In our case series, patients’ pain level measured by VAS score decreased significantly in both conventional SCS and position adaptive SCS groups. The results were similar to previous randomized trials [5, 6, 13,14,15,16]. Furthermore, position adaptive SCS was superior over conventional SCS in reducing VAS score (p > 0.001). Similarly, Shultz and colleagues  demonstrated that automatic position-adaptive stimulation is effective in terms of patient-reported pain relief and convenience compared with using manual programming.
Ramineni and colleagues reported that pain lessening after SCS increased sleep quality and improved quality of life . Likewise, our results proved to be concomitant as patients’ quality of sleep after both conventional and position adaptive SCS patient populations was observed to improve significantly (p < 0.001). Position adaptive SCS patients’ group showed better sleep quality compared to conventional SCS, this could be attributed to the ability of Position adaptive SCS to prevent pain bouts that can be triggered by changing position during sleep.
The role of SCS in reducing opioids analgesic demand was controversial. Several studies reported a significant decrease in the use of opioid analgesics after SCS operation [15, 18, 19]. Another study, however, argued that SCS operation did not result in a decrease in opioid need . In our study, we evaluated changes in patients’ analgesic usage after SCS implantation. We found that 50% of patients stopped using their opioid medication after SCS implantation while 75% stopped using opioids in the position adaptive SCS group. Nevertheless, the difference between the two groups was not statistically significant.

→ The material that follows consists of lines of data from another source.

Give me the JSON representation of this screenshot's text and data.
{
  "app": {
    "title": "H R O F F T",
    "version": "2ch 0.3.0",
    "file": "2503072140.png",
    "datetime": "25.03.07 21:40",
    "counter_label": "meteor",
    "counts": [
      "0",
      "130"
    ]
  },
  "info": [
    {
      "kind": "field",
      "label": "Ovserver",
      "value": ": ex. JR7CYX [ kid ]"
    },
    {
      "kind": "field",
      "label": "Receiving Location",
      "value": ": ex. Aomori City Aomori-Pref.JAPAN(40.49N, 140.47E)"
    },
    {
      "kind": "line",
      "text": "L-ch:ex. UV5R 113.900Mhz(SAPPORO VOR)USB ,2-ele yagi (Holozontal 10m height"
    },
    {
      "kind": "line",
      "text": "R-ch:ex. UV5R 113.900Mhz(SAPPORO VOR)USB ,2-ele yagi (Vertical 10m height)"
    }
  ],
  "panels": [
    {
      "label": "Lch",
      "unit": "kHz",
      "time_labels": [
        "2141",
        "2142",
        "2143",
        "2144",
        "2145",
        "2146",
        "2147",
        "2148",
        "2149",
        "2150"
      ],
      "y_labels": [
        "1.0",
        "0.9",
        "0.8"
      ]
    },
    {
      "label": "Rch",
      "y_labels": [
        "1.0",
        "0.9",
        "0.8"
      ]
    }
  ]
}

In our study, we analyzed the satisfaction levels of patients after SCS. In the position, adaptive SCS group, 79.4% of cases were satisfied after treatment (55.9% reported excellent satisfaction) whereas in the conventional SCS group 50% of cases were satisfied (14.5% with excellent satisfaction). Similarly, In the multicentric prospective randomized control study by Kumar and colleagues . and the large trial done by Sanders and colleagues reported that 84.27% of the patients were satisfied with SCS implantation . Improvement in daily activities of patients is an important indicator of the efficiency of treatment. In our study, 51.6% of the patients reported more than 50% improvement in their daily activities while 43.5% reported less than 50% improvement. Similar results were conformed in many studies [10, 16, 18].
Our study had some limitation including unknown analgesics dosages. Reasons for this were patients’ low socio-cultural and educational levels and irregular drug usage. Therefore, information related to analgesics usage in our patient follow-up records were evaluated such as “using in the same way," "reduced dosage," and "not using". Follow-up of pain relief and patient satisfaction was studied after 3 months only yet, longer study duration would be favorable in confirming the results.
In conclusion, SCS is an efficient and reliable treatment modality in chronic pain palliation in line with the findings of our study and other supporting studies found in the literature. Moreover, MR-compatible sensor-driven position adaptive SCS may be preferred in terms of clinical effectiveness, patient satisfaction, and ease of use compared to conventional SCS.